### Source data

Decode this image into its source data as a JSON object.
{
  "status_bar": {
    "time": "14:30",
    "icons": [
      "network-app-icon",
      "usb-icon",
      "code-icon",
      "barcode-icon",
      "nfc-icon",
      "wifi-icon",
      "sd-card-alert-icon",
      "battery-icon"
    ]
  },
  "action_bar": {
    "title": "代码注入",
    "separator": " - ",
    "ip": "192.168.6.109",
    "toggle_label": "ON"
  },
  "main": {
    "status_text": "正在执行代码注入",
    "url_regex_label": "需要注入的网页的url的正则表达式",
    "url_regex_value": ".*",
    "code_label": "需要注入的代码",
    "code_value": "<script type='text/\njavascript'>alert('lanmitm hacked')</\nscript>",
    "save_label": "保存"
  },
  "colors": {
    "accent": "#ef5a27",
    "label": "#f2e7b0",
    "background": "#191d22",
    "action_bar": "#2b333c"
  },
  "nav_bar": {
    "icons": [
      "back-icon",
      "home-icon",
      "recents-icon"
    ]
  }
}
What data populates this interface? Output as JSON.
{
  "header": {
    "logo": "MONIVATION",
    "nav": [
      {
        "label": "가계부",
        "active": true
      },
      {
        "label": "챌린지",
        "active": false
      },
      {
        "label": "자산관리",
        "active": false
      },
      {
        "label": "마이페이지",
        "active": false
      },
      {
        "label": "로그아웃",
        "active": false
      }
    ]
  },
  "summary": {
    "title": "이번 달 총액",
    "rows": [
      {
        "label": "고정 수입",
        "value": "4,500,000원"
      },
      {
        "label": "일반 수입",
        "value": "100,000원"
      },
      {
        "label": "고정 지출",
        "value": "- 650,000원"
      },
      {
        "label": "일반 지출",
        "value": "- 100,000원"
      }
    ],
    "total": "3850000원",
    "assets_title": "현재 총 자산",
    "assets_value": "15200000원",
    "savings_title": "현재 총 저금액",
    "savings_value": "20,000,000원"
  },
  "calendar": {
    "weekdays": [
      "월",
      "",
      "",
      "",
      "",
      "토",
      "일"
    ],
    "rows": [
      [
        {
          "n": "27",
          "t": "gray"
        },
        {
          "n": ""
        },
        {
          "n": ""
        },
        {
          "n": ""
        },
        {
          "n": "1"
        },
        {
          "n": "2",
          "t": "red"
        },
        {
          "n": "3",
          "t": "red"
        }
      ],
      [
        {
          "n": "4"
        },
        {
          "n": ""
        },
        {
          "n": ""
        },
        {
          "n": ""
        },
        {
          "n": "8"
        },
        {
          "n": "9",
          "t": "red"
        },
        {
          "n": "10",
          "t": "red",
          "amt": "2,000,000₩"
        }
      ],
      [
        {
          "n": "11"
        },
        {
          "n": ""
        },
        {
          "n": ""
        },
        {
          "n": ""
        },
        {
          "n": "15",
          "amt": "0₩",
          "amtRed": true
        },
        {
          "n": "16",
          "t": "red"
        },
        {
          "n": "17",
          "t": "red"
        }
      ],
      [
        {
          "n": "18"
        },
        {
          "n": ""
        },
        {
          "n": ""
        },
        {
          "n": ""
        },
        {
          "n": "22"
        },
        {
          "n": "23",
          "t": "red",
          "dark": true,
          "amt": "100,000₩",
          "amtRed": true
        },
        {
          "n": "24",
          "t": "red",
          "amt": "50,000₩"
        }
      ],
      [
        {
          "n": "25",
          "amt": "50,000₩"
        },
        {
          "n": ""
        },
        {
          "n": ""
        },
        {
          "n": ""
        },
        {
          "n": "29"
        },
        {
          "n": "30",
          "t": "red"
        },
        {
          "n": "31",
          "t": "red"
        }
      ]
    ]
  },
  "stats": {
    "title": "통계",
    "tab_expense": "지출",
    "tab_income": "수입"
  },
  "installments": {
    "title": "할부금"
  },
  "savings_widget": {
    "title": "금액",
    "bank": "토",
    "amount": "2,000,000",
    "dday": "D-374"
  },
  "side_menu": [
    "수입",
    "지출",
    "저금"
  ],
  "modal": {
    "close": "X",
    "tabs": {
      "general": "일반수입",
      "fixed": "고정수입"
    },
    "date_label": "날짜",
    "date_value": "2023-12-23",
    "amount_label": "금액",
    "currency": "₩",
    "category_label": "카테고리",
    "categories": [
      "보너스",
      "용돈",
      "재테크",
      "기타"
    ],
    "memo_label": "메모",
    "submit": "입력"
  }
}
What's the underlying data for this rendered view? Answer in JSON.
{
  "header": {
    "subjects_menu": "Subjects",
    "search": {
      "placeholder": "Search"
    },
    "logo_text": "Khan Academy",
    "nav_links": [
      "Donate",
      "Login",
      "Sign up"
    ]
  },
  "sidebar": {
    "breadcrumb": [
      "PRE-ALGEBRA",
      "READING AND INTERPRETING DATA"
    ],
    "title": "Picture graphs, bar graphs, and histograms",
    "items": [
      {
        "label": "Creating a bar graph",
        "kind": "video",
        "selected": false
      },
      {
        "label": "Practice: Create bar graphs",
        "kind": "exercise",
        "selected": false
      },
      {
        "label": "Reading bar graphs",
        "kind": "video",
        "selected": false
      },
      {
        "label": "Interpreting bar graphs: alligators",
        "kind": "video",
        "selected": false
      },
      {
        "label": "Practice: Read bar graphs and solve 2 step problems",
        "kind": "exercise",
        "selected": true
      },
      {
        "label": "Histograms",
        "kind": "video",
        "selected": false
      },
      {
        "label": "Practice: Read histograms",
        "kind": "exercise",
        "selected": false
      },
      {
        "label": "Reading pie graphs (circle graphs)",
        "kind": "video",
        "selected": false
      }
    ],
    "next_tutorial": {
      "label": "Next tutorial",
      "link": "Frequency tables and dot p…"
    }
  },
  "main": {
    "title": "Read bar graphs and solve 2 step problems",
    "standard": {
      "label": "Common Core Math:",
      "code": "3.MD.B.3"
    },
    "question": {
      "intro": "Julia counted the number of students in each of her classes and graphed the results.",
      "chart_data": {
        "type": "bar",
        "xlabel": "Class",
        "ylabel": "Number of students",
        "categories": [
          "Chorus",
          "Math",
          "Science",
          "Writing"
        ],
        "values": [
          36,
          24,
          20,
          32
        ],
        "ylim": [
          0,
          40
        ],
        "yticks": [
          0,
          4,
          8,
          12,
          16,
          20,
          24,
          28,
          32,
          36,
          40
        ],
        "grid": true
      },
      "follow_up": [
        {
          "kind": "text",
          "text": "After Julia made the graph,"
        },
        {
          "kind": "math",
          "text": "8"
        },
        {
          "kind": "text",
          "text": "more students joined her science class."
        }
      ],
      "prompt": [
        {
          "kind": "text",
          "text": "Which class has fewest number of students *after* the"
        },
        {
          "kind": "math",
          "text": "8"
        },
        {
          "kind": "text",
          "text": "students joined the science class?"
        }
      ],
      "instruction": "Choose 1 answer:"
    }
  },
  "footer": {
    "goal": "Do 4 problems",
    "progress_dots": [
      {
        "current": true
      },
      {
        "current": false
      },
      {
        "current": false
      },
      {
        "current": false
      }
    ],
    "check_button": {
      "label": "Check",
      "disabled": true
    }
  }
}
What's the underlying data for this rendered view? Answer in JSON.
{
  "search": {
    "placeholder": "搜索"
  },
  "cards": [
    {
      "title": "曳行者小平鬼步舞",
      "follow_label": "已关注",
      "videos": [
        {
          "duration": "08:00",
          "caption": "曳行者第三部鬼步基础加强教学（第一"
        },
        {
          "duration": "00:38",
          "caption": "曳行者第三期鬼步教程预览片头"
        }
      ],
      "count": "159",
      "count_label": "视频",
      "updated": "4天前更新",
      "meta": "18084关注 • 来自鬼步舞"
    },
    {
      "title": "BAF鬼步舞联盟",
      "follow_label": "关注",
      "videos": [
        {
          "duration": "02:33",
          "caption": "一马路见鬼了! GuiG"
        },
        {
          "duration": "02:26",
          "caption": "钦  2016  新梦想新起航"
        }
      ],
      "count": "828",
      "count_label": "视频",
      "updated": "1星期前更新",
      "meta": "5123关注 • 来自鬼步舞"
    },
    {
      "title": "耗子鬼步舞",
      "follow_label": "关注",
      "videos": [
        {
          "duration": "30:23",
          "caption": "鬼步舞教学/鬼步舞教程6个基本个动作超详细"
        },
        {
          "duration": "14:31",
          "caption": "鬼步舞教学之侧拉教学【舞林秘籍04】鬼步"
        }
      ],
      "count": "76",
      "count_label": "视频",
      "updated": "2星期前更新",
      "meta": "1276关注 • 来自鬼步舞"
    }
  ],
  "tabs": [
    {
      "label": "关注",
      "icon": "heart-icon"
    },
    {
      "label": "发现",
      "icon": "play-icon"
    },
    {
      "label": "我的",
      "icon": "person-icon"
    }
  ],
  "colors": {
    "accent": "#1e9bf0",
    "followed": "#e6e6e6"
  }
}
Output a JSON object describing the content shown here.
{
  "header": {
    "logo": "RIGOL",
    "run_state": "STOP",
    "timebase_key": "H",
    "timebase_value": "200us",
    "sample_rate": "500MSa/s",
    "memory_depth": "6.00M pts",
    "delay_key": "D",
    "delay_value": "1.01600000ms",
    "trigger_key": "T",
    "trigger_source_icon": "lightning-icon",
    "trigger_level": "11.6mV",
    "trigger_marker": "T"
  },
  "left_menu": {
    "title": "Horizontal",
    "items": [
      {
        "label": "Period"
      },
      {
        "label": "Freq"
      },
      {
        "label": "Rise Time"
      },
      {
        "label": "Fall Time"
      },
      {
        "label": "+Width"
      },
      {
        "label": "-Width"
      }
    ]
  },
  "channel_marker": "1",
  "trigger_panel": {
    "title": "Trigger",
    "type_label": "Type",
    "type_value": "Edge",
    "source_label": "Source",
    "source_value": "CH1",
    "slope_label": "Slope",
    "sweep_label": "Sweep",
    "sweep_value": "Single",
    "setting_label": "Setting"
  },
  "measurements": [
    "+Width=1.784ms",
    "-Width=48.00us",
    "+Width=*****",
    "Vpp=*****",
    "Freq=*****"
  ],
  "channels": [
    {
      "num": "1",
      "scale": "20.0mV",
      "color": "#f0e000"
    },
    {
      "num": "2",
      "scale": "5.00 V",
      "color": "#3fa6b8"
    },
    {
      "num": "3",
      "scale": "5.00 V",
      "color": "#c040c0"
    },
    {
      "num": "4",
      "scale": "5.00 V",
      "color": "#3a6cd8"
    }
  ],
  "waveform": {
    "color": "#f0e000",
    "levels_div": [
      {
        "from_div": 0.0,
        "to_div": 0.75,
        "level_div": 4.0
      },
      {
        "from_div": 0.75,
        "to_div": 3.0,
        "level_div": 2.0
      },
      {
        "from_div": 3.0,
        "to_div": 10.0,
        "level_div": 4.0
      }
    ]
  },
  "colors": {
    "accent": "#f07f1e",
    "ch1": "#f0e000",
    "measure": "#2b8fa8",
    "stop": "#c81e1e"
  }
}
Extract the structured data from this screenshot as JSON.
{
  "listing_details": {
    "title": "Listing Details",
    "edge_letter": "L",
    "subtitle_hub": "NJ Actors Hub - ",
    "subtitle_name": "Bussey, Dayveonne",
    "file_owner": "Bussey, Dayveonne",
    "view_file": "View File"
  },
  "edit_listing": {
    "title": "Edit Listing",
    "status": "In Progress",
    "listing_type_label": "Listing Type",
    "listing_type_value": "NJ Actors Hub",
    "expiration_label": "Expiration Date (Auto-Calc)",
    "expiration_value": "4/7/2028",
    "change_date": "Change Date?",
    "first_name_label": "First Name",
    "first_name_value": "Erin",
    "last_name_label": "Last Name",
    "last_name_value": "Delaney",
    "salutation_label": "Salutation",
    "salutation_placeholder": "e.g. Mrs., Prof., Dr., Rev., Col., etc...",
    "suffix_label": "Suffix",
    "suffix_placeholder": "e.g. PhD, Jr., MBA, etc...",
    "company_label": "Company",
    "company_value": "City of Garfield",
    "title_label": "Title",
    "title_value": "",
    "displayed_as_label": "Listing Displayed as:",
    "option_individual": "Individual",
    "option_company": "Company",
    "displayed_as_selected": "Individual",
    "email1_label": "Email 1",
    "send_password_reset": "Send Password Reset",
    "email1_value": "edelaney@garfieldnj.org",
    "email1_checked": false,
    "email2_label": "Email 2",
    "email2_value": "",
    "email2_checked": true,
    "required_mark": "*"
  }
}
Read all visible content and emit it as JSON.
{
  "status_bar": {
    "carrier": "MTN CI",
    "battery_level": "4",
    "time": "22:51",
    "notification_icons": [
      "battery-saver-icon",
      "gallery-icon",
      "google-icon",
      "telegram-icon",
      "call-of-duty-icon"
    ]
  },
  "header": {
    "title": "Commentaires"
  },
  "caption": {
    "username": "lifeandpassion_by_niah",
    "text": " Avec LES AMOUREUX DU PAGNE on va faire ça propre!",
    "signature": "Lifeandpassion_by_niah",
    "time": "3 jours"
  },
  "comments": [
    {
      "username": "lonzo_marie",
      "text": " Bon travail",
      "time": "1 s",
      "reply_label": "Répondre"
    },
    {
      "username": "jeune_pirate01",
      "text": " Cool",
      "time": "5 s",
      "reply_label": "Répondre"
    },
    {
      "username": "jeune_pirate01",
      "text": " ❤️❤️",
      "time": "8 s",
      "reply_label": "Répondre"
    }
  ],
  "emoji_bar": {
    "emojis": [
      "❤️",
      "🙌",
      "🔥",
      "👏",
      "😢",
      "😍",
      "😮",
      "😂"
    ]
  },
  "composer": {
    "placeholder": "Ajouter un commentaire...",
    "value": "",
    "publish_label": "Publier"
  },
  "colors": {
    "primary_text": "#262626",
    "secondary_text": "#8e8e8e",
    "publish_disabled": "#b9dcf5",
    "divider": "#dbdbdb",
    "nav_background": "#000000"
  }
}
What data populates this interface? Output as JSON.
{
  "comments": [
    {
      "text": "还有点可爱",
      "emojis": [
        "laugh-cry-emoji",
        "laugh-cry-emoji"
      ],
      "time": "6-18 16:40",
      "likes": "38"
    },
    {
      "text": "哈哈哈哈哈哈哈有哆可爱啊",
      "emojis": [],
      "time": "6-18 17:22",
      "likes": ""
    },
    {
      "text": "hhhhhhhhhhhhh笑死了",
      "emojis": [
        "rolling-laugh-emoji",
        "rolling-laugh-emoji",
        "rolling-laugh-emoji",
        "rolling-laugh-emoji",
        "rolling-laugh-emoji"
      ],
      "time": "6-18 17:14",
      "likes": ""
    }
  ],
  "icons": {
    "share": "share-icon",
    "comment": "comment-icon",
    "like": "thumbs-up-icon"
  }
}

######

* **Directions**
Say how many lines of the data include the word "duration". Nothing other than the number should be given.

* **Response below**
6